Gareth Edwards swings first for Star Wars’ one-off series with Rogue One, a war pic that delivers on its promise.
There’s been no lull in conversation regarding Star Wars ever since the franchise came soaring back to life with The Force Awakens late last year. With its return, which picked up the story 30 years after the events of Return of the Jedi, came a new trilogy centered around the series’ original trio as well as a crop of new characters including Rey, Finn, Poe Dameron, and Kylo Ren. The Force Awakens depicted a universe post-Darth Vader where the First Order rose from the ashes to once again threaten the Republic. But Disney had more up their sleeve than developing a new trilogy – they set their sights on expanding the universe even more with standalone films that would ultimately fill in specific gaps in the timeline and add more intricate complexities to the iconic franchise.
It wasn’t long before Gareth Edwards was tapped to direct Rogue One, the first standalone entry that tells the untold story of the rebellion stealing the Death Star’s schematics prior to A New Hope. He made significant noise in 2014 with his Godzilla reboot, but releasing a one-off Star Wars film less than a year after the worldwide success of The Force Awakens is a tall order for any director. Edwards had a lot to juggle with while appeasing the legacy of George Lucas, encapsulating a war film within a Star Wars narrative, and tying up loose ends that would explain why the Death Star had such a blatant self-destruct mechanism. But where The Force Awakens felt confined in its efforts to stoke nostalgia after years of anticipation while also trying to push the story forward, Rogue One excels by carving out its rightful place in this long-running series by painting a picture that millions have imagined since the original trilogy.

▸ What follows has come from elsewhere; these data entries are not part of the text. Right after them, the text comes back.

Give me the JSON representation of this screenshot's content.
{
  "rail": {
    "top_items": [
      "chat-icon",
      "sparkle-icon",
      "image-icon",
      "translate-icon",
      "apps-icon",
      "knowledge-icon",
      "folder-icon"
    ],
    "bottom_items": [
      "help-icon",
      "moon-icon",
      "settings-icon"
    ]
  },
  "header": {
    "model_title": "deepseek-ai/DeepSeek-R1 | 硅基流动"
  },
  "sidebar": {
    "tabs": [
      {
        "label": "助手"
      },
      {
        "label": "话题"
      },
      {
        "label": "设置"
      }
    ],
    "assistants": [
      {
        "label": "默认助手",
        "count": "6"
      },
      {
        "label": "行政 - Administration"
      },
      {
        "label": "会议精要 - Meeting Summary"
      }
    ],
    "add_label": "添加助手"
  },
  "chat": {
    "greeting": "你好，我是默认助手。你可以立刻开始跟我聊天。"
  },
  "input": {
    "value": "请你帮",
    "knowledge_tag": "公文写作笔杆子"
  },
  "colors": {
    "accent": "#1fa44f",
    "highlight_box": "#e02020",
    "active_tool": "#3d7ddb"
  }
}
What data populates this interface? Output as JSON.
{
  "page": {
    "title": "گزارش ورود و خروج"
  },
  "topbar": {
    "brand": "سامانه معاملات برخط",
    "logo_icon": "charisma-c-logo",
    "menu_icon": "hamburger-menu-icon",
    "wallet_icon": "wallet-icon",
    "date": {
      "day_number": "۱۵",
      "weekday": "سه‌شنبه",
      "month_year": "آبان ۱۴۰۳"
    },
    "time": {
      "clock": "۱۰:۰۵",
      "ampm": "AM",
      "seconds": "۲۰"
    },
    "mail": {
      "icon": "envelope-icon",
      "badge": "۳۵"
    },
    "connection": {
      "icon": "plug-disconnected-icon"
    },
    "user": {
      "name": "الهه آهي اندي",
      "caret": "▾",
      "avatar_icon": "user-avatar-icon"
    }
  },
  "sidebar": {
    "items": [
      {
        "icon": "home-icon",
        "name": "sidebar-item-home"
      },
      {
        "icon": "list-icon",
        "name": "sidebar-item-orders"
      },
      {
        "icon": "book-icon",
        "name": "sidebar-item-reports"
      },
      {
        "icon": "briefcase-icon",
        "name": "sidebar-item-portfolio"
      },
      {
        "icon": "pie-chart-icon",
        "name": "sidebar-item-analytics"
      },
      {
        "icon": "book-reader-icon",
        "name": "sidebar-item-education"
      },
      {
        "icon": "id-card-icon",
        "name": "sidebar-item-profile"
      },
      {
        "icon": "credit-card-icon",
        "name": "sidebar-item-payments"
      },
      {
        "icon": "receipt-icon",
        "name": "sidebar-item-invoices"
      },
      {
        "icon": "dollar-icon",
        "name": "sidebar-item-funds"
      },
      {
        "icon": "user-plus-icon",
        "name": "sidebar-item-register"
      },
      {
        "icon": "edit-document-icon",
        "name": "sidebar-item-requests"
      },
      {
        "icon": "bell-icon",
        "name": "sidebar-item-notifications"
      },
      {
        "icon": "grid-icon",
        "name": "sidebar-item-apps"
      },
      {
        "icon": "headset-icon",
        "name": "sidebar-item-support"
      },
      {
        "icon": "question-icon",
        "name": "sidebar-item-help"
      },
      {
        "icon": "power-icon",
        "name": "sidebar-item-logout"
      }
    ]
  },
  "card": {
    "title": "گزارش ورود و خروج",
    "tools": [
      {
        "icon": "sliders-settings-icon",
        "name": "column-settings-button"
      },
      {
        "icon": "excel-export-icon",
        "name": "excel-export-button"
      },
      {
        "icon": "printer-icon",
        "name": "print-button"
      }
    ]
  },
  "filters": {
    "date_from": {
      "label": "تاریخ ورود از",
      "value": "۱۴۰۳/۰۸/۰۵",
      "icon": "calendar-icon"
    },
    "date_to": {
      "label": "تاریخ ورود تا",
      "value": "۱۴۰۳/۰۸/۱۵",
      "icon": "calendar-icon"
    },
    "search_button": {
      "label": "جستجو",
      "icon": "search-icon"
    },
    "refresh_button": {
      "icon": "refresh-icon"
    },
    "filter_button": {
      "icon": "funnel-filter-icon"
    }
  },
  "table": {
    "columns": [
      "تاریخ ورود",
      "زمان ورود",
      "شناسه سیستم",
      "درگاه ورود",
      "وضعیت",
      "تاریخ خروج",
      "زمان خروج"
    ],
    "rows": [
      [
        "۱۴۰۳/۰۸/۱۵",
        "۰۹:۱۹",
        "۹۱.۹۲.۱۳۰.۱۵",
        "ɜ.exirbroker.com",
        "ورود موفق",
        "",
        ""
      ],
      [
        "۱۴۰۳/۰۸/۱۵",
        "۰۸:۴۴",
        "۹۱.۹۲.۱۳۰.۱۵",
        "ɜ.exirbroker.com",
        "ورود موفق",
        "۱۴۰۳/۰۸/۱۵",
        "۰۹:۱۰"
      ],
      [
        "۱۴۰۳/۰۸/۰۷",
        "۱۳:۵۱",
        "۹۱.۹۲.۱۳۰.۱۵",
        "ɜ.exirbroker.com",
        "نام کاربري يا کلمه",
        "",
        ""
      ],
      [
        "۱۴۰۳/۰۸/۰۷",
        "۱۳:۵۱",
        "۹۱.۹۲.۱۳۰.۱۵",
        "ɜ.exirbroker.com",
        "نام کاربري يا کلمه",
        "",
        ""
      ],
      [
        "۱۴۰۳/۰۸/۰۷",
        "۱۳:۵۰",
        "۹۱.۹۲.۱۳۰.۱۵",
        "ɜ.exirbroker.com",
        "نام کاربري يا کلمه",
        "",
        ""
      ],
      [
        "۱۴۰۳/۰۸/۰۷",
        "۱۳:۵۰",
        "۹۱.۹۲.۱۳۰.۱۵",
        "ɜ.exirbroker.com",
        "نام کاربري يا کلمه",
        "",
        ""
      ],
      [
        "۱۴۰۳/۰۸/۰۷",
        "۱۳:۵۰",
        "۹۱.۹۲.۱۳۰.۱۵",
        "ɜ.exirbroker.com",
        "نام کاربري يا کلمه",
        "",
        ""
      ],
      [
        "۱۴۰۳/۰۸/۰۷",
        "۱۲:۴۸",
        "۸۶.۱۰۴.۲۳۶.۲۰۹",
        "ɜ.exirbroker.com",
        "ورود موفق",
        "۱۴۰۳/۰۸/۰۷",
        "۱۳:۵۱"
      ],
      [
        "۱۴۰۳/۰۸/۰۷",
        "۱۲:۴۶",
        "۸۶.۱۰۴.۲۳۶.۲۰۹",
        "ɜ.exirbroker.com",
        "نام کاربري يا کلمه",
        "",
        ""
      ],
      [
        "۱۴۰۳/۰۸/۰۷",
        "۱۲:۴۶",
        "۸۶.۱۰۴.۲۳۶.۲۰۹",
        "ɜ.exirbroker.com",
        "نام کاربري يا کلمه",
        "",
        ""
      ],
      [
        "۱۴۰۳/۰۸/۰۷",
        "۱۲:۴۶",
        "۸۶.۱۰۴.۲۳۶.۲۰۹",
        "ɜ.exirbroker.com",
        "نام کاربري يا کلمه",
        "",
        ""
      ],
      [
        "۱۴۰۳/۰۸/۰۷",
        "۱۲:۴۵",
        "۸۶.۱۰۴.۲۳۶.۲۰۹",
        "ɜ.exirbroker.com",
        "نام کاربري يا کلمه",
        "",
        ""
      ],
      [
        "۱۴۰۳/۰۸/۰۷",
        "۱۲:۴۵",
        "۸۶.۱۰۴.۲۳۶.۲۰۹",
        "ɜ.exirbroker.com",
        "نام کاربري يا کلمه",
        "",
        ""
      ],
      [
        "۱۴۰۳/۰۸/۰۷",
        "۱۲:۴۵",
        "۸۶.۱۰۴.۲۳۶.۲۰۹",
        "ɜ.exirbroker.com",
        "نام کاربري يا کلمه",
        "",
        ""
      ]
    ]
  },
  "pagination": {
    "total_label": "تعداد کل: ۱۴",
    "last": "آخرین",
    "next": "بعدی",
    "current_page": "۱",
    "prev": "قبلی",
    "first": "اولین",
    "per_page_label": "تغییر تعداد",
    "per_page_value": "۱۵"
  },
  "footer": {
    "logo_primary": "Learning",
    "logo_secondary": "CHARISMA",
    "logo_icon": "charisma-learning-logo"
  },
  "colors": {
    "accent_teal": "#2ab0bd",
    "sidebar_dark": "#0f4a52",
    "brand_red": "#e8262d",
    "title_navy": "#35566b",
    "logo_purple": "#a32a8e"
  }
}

Set between Revenge of the Sith and A New Hope, Rogue One follows Jyn Erso (Felicity Jones), the daughter of Galen Erso (Mads Mikkelsen), a weapons designer who’s forced to work on completing the Death Star under the command of the Imperial Military. When Imperial officer Orson Krennic (Ben Mendelsohn) kidnaps Galen, Jyn escapes under the protection of Saw Gerrera, a veteran of the Clone Wars. Years later, Jyn is on the lam until the Rebel Alliance recruits her to meet with Saw, who they deem an extremist to intercept an important video message. She aligns herself with Captain Cassian Andor (Diego Luna) and reprogrammed Imperial droid K-2SO (Alan Tudyk) as they head to Jedha. There they meet former Jedi temple protectors Chirrut Îmwe (Donnie Yen) and Baze Malbus (Jiang Wen) as well as Imperial defector Bodhi Rook (Riz Ahmed). The latter of whom possesses a message from Jyn’s father that explains his forced role in the Death Star along with the revelation that he’s built a destruct mechanism in the system.
What follows is a well-orchestrated war drama with high stakes and genuinely compelling character development that places emphasis on team dynamics. Similar to The Force Awakens, there’s a lot of fan service to be found, but Rogue One uses it as an advantage to help connect the prequels to the original trilogy. Edwards doesn’t shy from diving deep into the Star Wars mythology, but manages to break new ground and offer a visually superior Star Wars film with an emphasis on Wars. You have to acknowledge the inherent risk of making a film that doesn’t showcase Jedi and their lightsabers, because Edwards proved that it’s possible to make a stellar Star Wars film even without those elements. In turn, it’s given us a vastly different perspective of this universe without getting trapped by what’s become before.
As a casual Star Wars fan, I was stoked to see Edwards restore the menacing presence that was stolen from Darth Vader by the largely disastrous prequel trilogy. I think we can all agree that a sniveling Anakin Skywalker coupled with years of slander caused people to forget how Darth Vader was once touted as the darkest villain in pop culture. And with Rogue One, he returns as such with each brief encounter reinstating his legacy as the one guy you don’t want to mess with.
Rogue One wins because of the odds that were stacked against it and how effortlessly it sidestepped them all. Narratively speaking, it takes a few hits, but none so big as to detract from the film’s intent. Felicity Jones and Alan Tudyk deserve the utmost praise for their performances as does one of the final scenes involving Darth Vader himself. Those who were skeptical about these one-off Star Wars films should rest easy. Rogue One hits it out of the park and gives way to the impending Han Solo outing.
Photo Credit: Disney